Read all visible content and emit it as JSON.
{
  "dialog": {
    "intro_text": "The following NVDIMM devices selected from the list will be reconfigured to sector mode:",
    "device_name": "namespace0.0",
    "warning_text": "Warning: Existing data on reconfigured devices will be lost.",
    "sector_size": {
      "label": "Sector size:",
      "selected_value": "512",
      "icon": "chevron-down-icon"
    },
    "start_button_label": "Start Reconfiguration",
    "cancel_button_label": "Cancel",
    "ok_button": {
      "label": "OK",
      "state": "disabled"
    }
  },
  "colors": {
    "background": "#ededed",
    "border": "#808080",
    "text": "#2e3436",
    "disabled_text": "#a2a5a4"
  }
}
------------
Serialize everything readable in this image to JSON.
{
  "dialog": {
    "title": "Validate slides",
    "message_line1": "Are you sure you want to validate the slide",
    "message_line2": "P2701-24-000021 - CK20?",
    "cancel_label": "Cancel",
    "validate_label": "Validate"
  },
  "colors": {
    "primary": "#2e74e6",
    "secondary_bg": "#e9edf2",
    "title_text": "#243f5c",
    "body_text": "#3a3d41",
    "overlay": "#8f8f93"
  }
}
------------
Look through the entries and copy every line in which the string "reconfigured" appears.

■ **EXERCISE SOLUTION**
    "intro_text": "The following NVDIMM devices selected from the list will be reconfigured to sector mode:",
    "warning_text": "Warning: Existing data on reconfigured devices will be lost.",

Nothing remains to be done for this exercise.